Following a statement to the media on 21st February, Noble has issued a second statement, this time directly to ticket holders. It comes after Zambian artist Sampa the Great quietly followed King Gizzard & the Lizard Wizard’s lead and removed herself from the lineup in protest.
“Please take the time to educate yourself with the facts regarding Sticky Fingers.”
“I hoped it didn’t need to be said, but unfortunately, it does. We at Bluesfest stand for something: inclusivity,” Noble told ticketholders in an email on 22nd February.
“We want to support artists who are achieving greatness, which often involves overcoming incredible hurdles. Please take the time to educate yourself with the facts regarding Sticky Fingers.”
He continued: “They aren’t monsters; they are a seriously great Australian band whose singer has had to overcome barriers that would have sidelined all but the most determined to continue to perform. Yes, he has transgressed in the past, but not for many years.
“I question why there is such an ongoing witch-hunt toward a man with a mental health disorder. A man who is attempting to grow and function in society. Shouldn’t we forgive and provide a path to redemption for artists who have taken ownership of their situation and have proven for many years now that they have found a way to function responsibly?”
Noble’s statement concluded: “Is Australia the only place in the world where a minority attempts to ban one of Australia’s great bands over something that happened so many years ago? I want to thank the vast majority of the music industry for supporting inclusivity. Make us proud, Dylan; you are doing great!”
Taiwanese-Australian singer, songwriter, multi-instrumentalist and advocate Jaguar Jonze has already responded to Noble’s statement with distinct exasperation.
“One white man shouldn’t be able to decide that an apology or the time passed is enough to ensure safety and respect in our workplaces,” the artist wrote on social media.

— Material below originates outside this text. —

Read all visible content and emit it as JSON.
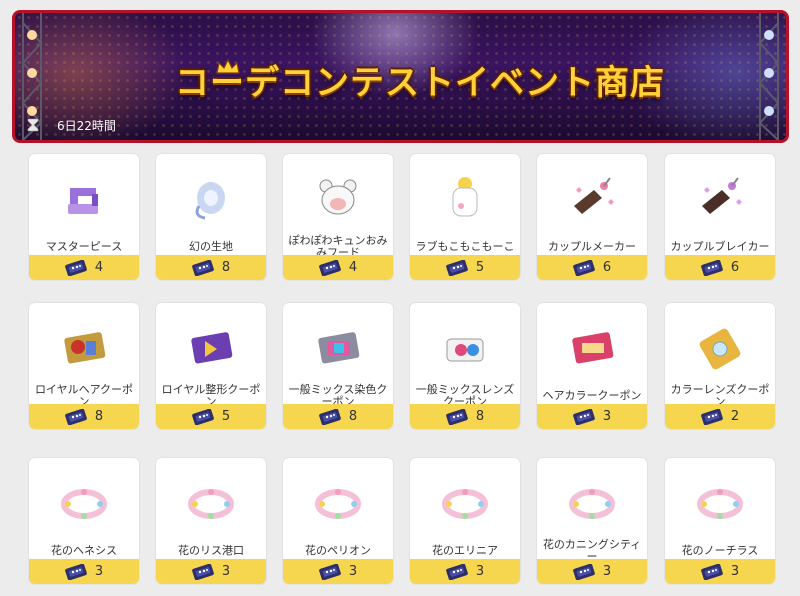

“One white man shouldn’t be able to platform and enable abuse, bigotry and a pattern of bad behaviour. One white man shouldn’t have the power to dismiss and jeopardise the pain of First Nations people, women and our marginalised communities.”
Jonze continued to drive the point home: “One white man who was not affected by the trauma should most definitely not glamourise the abuse as rock ‘n’ roll bad boy behaviour. One white man shouldn’t be able to risk an entire festival line up of artists’ safety and financial security.”
They concluded: “Do the research on the incidents, it is not a one off. STOP ENABLING ABUSE.”
The controversy stems from Sticky Fingers’ history of alleged antisocial behaviour, including accusations of racism, sexism and transphobia made against singer Dylan Frost, as well as incidents of violence and disorder, and the band’s perceived lack of accountability or contrition.